Most employers also reduce their overall financial risk of self-funding claims by purchasing stop loss insurance from an insurance carrier. These stop loss policies reduce an employer’s risk on a specific claim and aggregate claims. An important aspect of a self-funded group health plan lies in the requirement that the employer remain liable for funding of plan claims regardless of the purchase of stop loss insurance. Only the employer has a contractual relationship with the plan participants and beneficiaries. The stop loss policy runs solely between the employer and stop loss carrier and creates no direct liability to those individuals covered under the plan. This in turn is the main difference between fully insured plans and self-funded health plans.
Stop-loss policies are crucial in establishing a worst case scenario, or aggregate for any given year. The aggregate stop loss helps establish a defined number that can be compared to a plan’s guaranteed fully insured cost. If the aggregate cost does not exceed the plans fully insured guaranteed cost, self-funding may be a viable option. The employer in turn creates its own insurance policy with its employees, and in turn purchases an umbrella policy for worst case scenarios.

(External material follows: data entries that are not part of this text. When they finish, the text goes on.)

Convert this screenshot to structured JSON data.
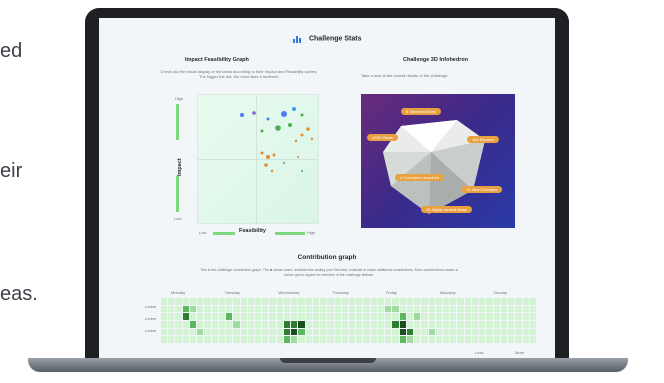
{
  "background_text": {
    "line1": "ed",
    "line2": "eir",
    "line3": "eas."
  },
  "app": {
    "title": "Challenge Stats"
  },
  "impact": {
    "title": "Impact Feasibility Graph",
    "description": "Check out the visual display of the ideas according to their Impact and Feasibility scores. The bigger the dot, the more likes it received.",
    "y_label": "Impact",
    "y_high": "High",
    "y_low": "Low",
    "x_label": "Feasibility",
    "x_low": "Low",
    "x_high": "High"
  },
  "infohedron": {
    "title": "Challenge 3D Infohedron",
    "description": "Take a look at the overall results of the challenge.",
    "badges": [
      {
        "value": "6",
        "label": "Selected ideas"
      },
      {
        "value": "1200",
        "label": "Views"
      },
      {
        "value": "168",
        "label": "Election"
      },
      {
        "value": "4",
        "label": "Concepts Launched"
      },
      {
        "value": "12",
        "label": "Idea Concepts"
      },
      {
        "value": "45",
        "label": "Highly ranked ideas"
      }
    ]
  },
  "contribution": {
    "title": "Contribution graph",
    "description": "This is the challenge contribution graph. The ■ shows users' activities like adding your first idea, evaluate or make additional contributions. More contributions means a darker green square for that time of the challenge lifetime.",
    "days": [
      "Monday",
      "Tuesday",
      "Wednesday",
      "Thursday",
      "Friday",
      "Saturday",
      "Sunday"
    ],
    "row_labels": [
      "Lorem",
      "Lorem",
      "Lorem"
    ],
    "legend_less": "Less",
    "legend_more": "More"
  },
  "colors": {
    "accent": "#2f7de1",
    "green_light": "#c6f0c6",
    "green_dark": "#2e7d32"
  }
}
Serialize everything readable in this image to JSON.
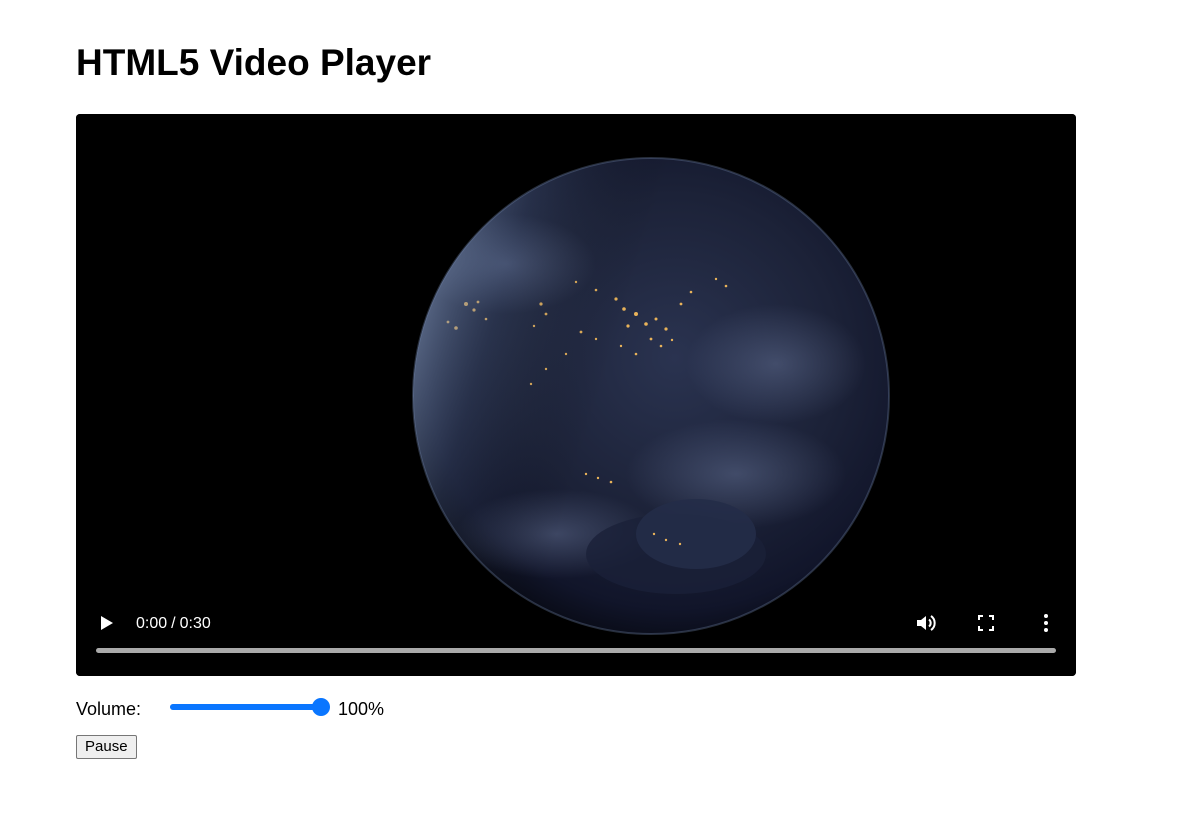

Most employers find it necessary to contract with a third party administrator to assist in claims adjudication and payment. Third party administrators also provide access to preferred provider networks, prescription drug card programs, utilization review and the stop loss insurance market. Insurance companies also offer similar services to what is referred to as ‘administrative services only’ or ASO contracts. In these arrangements the insurance carrier provides the typical third party administration services but assumes no risk for claims.
An advantage of self-funded plans is simply transparency of claims data. Employers who contract a TPA receive a monthly report detailing medical claims and pharmacy costs. Reviewing this information annually becomes instrumental in controlling costs by allowing the employer to shop for the most effective coverage.
As health care costs continue to increase employers will look for alternative ways to control their overhead costs. Consumer driven plans have also become popular as employers look to shift some of the accountability to employees. HSAs (health savings accounts) and HRAs (health reimbursement accounts) push employees to shop around for the best value when considering elective medical procedure or filling prescriptions.
The Department of Labor recently released their inflation-adjusted penalties for ERISA, the Family Medical Leave Act, and the Genetic Information Nondiscrimination Act.
With healthcare premiums continuously increasing year over year, many employers are searching for options to help reduce their benefit costs.
The Employee Retirement Income Security Act (ERISA) oversees group benefit plans, and with the onset of the Affordable Care Act, the ERISA Summary Plan Description (SPD) requirements are in the spotlight.